KUALA LUMPUR: Lawyers for Liberty (LFL) wants the Malaysian and Kelantan governments to acknowledge that the Orang Asli have rights over their customary lands.
“This right is recognised by the highest courts in the land,” said LFL Executive Director Eric Paulsen in a statement.
The Constitution guaranteed all citizens the right to life, equality and property, he added. “Both state and federal governments have a duty to protect and promote these rights.”
He expressed “extreme concern” at the Kelantan Forestry Department’s blocking of lawyer Siti Kasim from the Balah forest reserve on Oct 12 and 13. “She has the right to meet her Temiar Orang Asli clients,” said Paulsen.
The restriction imposed on Siti and other “outsiders”, argued the LFL statement, was done in bad faith. “They stop the Orang Asli receiving assistance to protect customary lands and traditional livelihoods.”
Paulsen said it was clearly a form of retaliation against the lawyer.
Freedom of movement was a right under Article 9(2) of the Federal Constitution, he pointed out. “It can only be restricted for the security of the Federation, public order, public health or the punishment of offenders,” he said.
Clearly, he said, none of the restrictions applied to Siti and the others concerned. Further, by preventing the Orang Asli from access to legal counsel, their right under Article 5 of the Constitution had been breached, he said.

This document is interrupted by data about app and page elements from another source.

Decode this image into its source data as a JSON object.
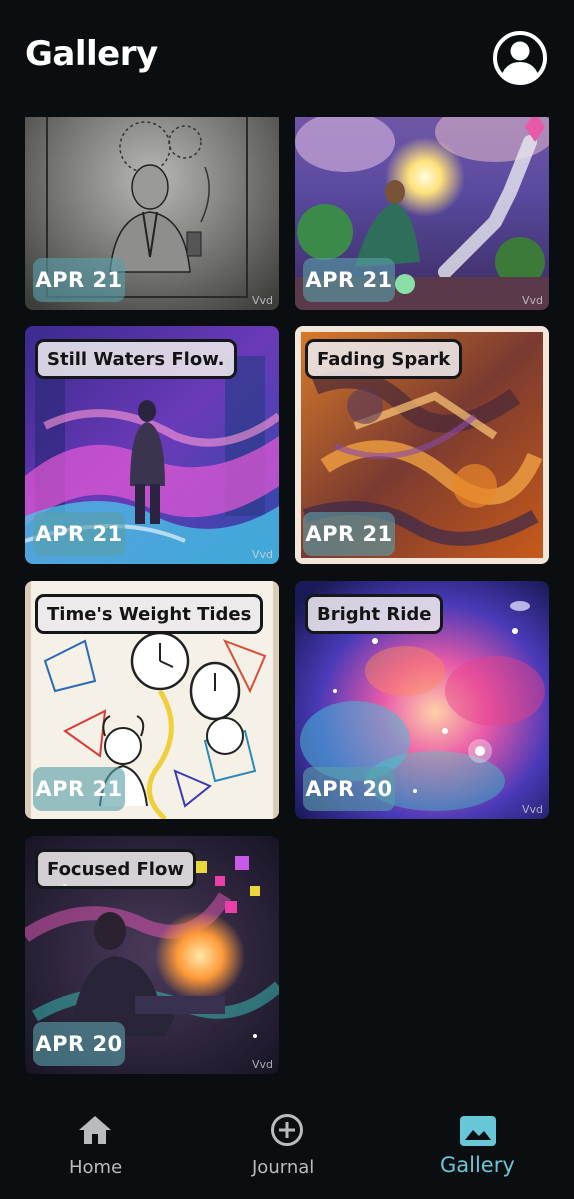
{
  "header": {
    "title": "Gallery",
    "profile_icon": "account-circle-icon"
  },
  "gallery": {
    "cards": [
      {
        "title": "",
        "date": "APR 21",
        "watermark": "Vvd",
        "art": "pencil-sketch-man-with-phone"
      },
      {
        "title": "",
        "date": "APR 21",
        "watermark": "Vvd",
        "art": "wizard-on-glowing-stairway"
      },
      {
        "title": "Still Waters Flow.",
        "date": "APR 21",
        "watermark": "Vvd",
        "art": "man-walking-neon-river"
      },
      {
        "title": "Fading Spark",
        "date": "APR 21",
        "watermark": "",
        "art": "abstract-orange-brushstrokes"
      },
      {
        "title": "Time's Weight Tides",
        "date": "APR 21",
        "watermark": "",
        "art": "stressed-man-clocks-sketch"
      },
      {
        "title": "Bright Ride",
        "date": "APR 20",
        "watermark": "Vvd",
        "art": "colorful-nebula"
      },
      {
        "title": "Focused Flow",
        "date": "APR 20",
        "watermark": "Vvd",
        "art": "man-typing-cosmic-laptop"
      }
    ]
  },
  "nav": {
    "items": [
      {
        "label": "Home",
        "icon": "home-icon",
        "active": false
      },
      {
        "label": "Journal",
        "icon": "add-circle-icon",
        "active": false
      },
      {
        "label": "Gallery",
        "icon": "image-icon",
        "active": true
      }
    ]
  },
  "colors": {
    "background": "#0b0e10",
    "accent": "#67c6d8",
    "inactive": "#b9bcbf"
  }
}
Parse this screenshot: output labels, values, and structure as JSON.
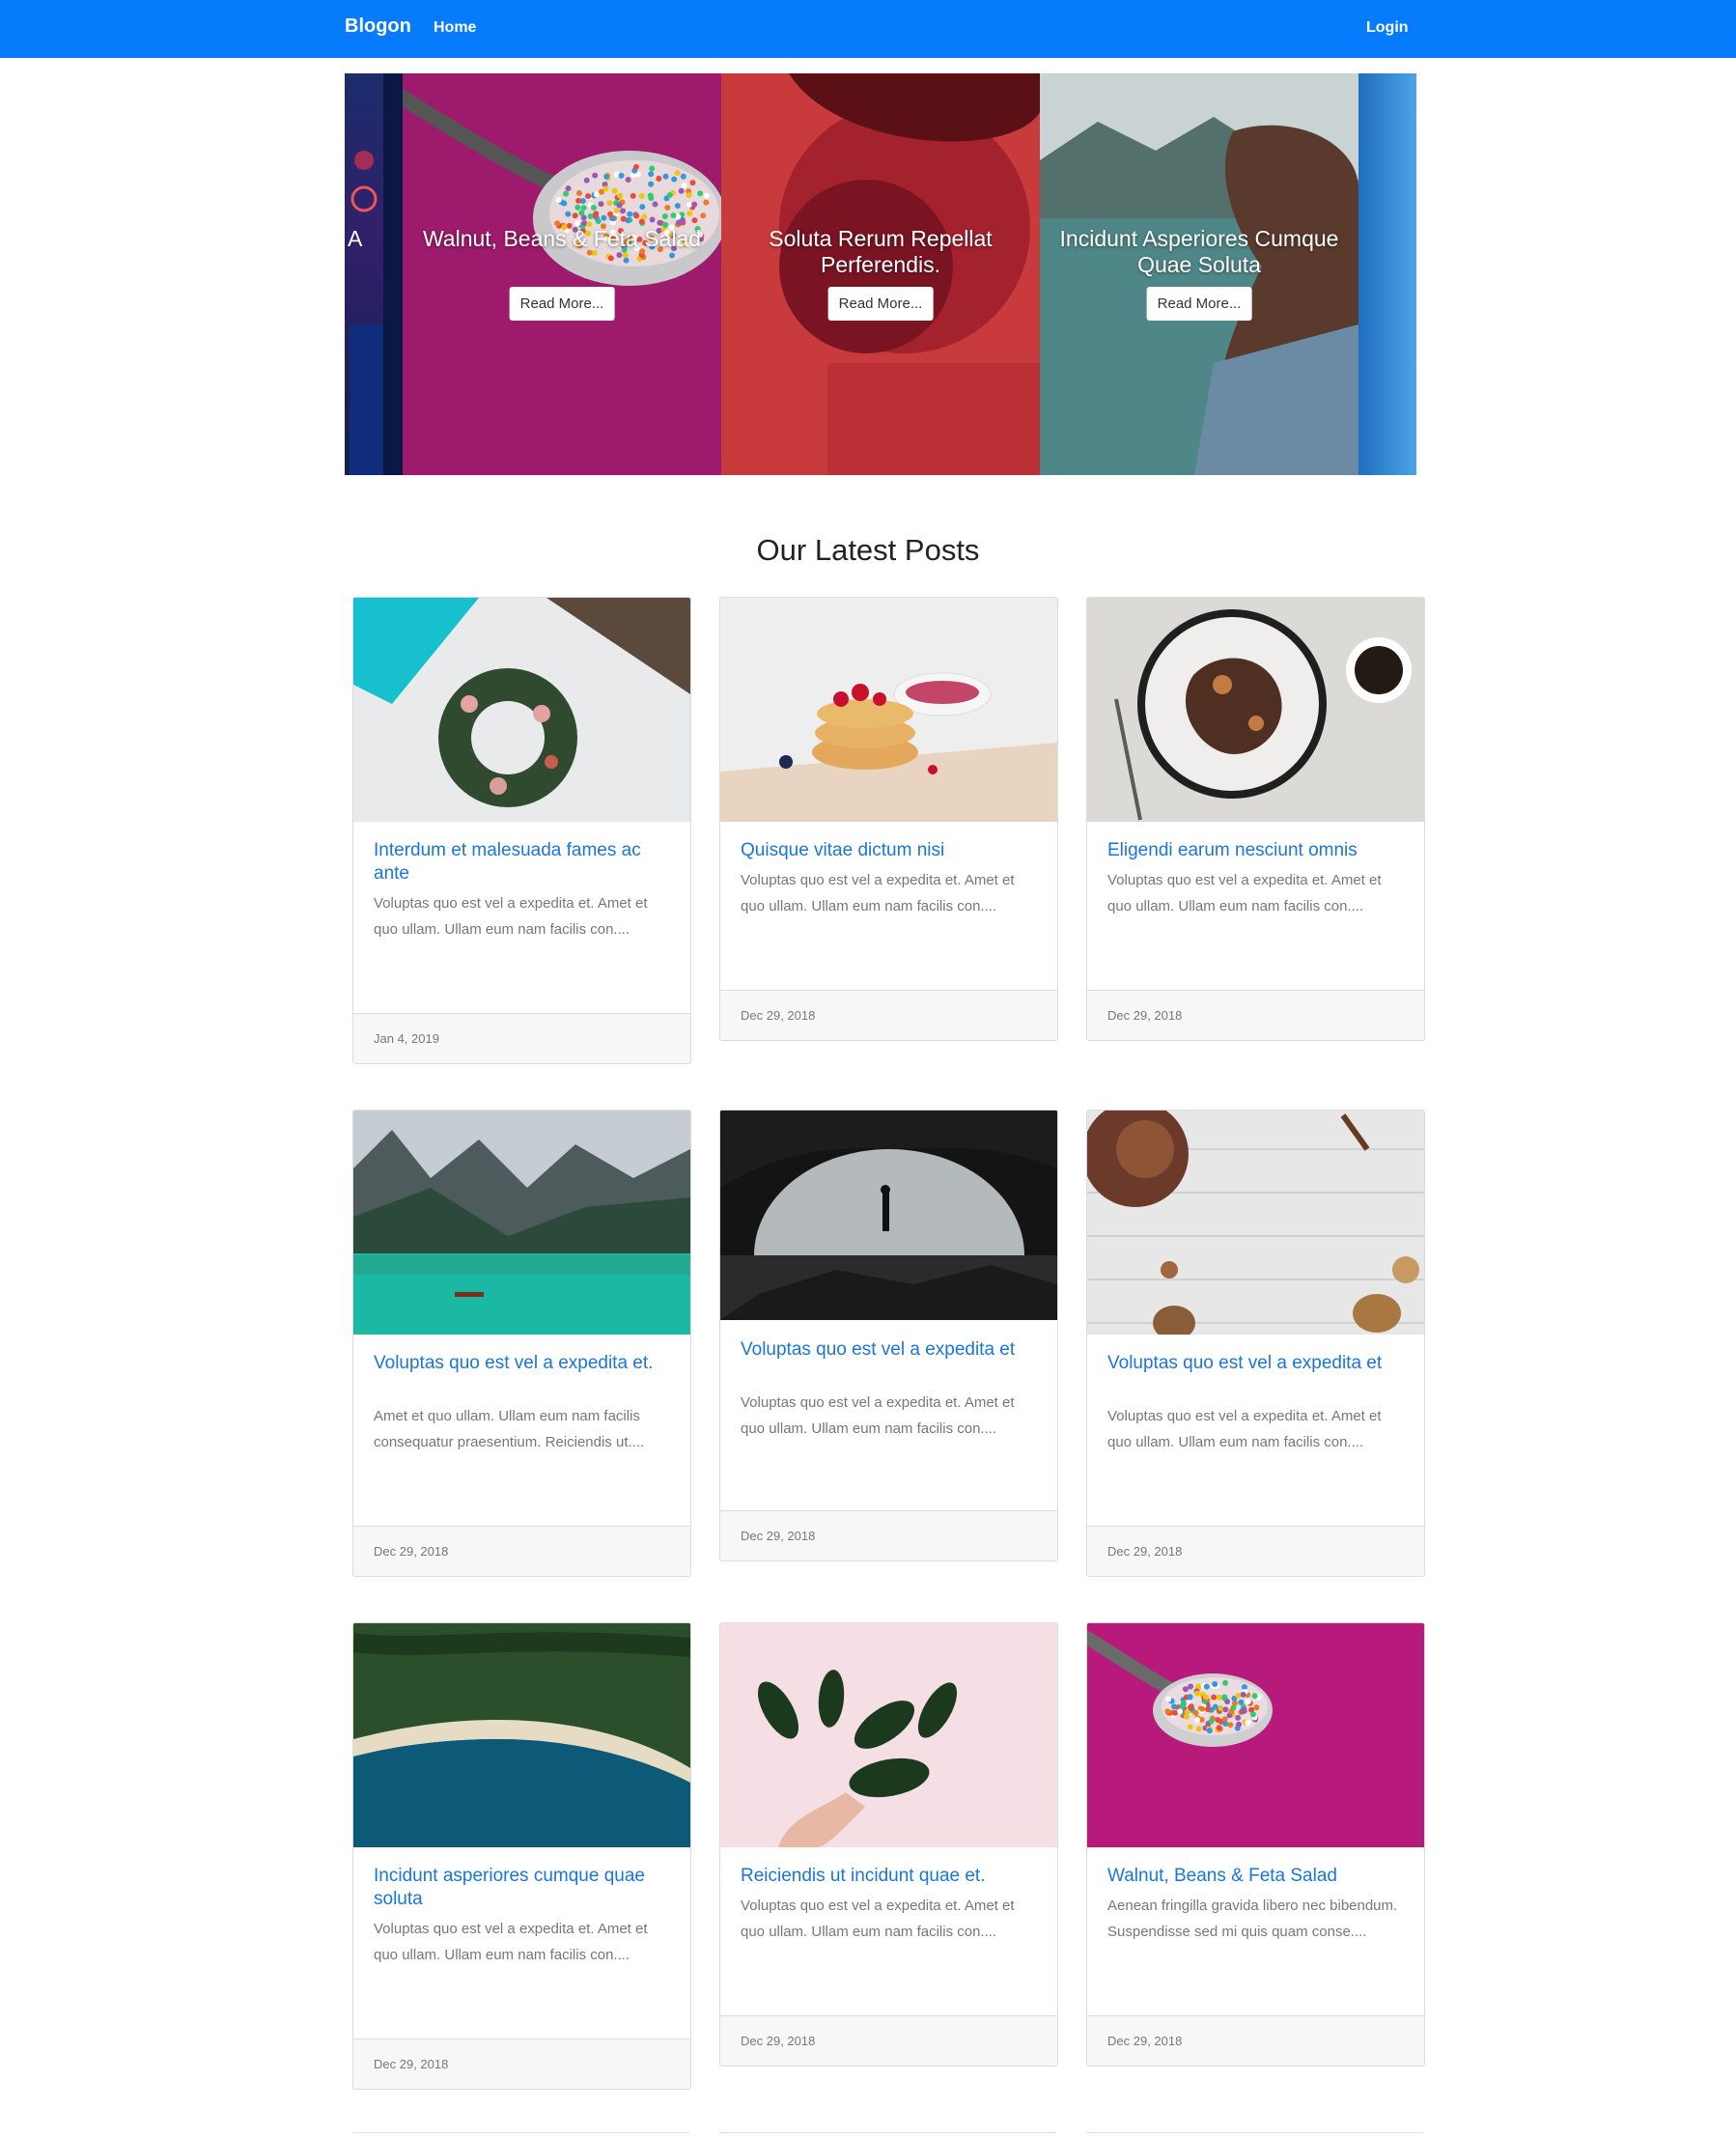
{
  "navbar": {
    "brand": "Blogon",
    "home": "Home",
    "login": "Login"
  },
  "carousel": {
    "edge_left_letter": "A",
    "read_more": "Read More...",
    "slides": [
      {
        "title": "Walnut, Beans & Feta Salad"
      },
      {
        "title": "Soluta Rerum Repellat Perferendis."
      },
      {
        "title": "Incidunt Asperiores Cumque Quae Soluta"
      }
    ]
  },
  "section_title": "Our Latest Posts",
  "posts": [
    {
      "title": "Interdum et malesuada fames ac ante",
      "excerpt": "Voluptas quo est vel a expedita et. Amet et quo ullam. Ullam eum nam facilis con....",
      "date": "Jan 4, 2019",
      "image": "wreath"
    },
    {
      "title": "Quisque vitae dictum nisi",
      "excerpt": "Voluptas quo est vel a expedita et. Amet et quo ullam. Ullam eum nam facilis con....",
      "date": "Dec 29, 2018",
      "image": "pancakes"
    },
    {
      "title": "Eligendi earum nesciunt omnis",
      "excerpt": "Voluptas quo est vel a expedita et. Amet et quo ullam. Ullam eum nam facilis con....",
      "date": "Dec 29, 2018",
      "image": "plate-coffee"
    },
    {
      "title": "Voluptas quo est vel a expedita et.",
      "excerpt": "Amet et quo ullam. Ullam eum nam facilis consequatur praesentium. Reiciendis ut....",
      "date": "Dec 29, 2018",
      "image": "mountain-lake"
    },
    {
      "title": "Voluptas quo est vel a expedita et",
      "excerpt": "Voluptas quo est vel a expedita et. Amet et quo ullam. Ullam eum nam facilis con....",
      "date": "Dec 29, 2018",
      "image": "cave"
    },
    {
      "title": "Voluptas quo est vel a expedita et",
      "excerpt": "Voluptas quo est vel a expedita et. Amet et quo ullam. Ullam eum nam facilis con....",
      "date": "Dec 29, 2018",
      "image": "pinecones"
    },
    {
      "title": "Incidunt asperiores cumque quae soluta",
      "excerpt": "Voluptas quo est vel a expedita et. Amet et quo ullam. Ullam eum nam facilis con....",
      "date": "Dec 29, 2018",
      "image": "coast"
    },
    {
      "title": "Reiciendis ut incidunt quae et.",
      "excerpt": "Voluptas quo est vel a expedita et. Amet et quo ullam. Ullam eum nam facilis con....",
      "date": "Dec 29, 2018",
      "image": "leaves"
    },
    {
      "title": "Walnut, Beans & Feta Salad",
      "excerpt": "Aenean fringilla gravida libero nec bibendum. Suspendisse sed mi quis quam conse....",
      "date": "Dec 29, 2018",
      "image": "sprinkles-spoon"
    }
  ],
  "colors": {
    "navbar": "#067bfc",
    "link": "#1a76d8"
  }
}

The problems facing the Orang Asli in Balah forest reserve were extremely serious, noted Paulsen. “They are examples of the irresponsible manner in which the authorities deal with Orang Asli customary lands and their traditional livelihood.”
Siti Kasim is a member of the Bar Council’s Committee on Orang Asli Rights.
The restriction on the lawyer was purportedly applied under Section 47 of the National Forestry Act 1984.